Exercise requirements:
Working from the entries below, tally each line that holds "name". Give the tally and nothing else.

Available records:
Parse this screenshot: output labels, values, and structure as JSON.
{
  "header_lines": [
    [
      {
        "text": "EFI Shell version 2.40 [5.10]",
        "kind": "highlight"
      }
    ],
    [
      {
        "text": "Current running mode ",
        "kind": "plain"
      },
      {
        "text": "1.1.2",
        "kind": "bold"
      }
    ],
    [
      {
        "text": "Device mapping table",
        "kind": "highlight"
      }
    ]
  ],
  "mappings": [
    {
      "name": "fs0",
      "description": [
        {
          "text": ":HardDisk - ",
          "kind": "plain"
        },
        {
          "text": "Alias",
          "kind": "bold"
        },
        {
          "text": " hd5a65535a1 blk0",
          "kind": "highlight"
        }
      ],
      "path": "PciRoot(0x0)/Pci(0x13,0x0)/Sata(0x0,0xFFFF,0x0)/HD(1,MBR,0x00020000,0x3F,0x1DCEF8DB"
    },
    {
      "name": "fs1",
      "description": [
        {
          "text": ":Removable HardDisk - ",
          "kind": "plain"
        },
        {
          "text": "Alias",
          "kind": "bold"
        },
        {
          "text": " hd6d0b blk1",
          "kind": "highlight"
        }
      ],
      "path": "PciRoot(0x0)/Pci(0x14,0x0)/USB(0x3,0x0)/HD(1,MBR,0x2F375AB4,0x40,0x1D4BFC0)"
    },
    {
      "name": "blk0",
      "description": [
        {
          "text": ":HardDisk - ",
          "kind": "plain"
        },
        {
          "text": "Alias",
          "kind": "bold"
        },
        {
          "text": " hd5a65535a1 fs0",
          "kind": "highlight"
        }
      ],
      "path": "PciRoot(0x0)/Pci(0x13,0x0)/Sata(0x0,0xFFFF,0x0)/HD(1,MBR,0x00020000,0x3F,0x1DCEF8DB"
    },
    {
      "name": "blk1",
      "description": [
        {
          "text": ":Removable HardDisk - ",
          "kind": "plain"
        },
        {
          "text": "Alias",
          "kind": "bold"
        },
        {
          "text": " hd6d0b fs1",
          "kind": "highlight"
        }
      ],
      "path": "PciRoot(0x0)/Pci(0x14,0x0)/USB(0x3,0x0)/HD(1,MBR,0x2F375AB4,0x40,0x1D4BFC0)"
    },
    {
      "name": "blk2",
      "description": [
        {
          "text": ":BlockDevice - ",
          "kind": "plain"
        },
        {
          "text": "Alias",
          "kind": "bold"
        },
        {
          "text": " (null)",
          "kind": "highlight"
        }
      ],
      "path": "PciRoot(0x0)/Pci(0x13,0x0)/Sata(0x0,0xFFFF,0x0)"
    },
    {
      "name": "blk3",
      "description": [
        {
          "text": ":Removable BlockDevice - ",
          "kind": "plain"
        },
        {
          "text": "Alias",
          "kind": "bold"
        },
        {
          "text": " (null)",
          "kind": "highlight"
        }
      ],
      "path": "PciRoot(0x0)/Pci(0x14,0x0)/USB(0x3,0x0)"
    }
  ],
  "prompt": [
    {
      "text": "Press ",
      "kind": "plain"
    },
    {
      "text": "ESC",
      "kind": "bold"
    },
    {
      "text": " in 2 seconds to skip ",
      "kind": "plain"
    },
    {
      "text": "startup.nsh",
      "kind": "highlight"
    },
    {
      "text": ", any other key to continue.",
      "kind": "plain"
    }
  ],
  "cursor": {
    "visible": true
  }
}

Response:
6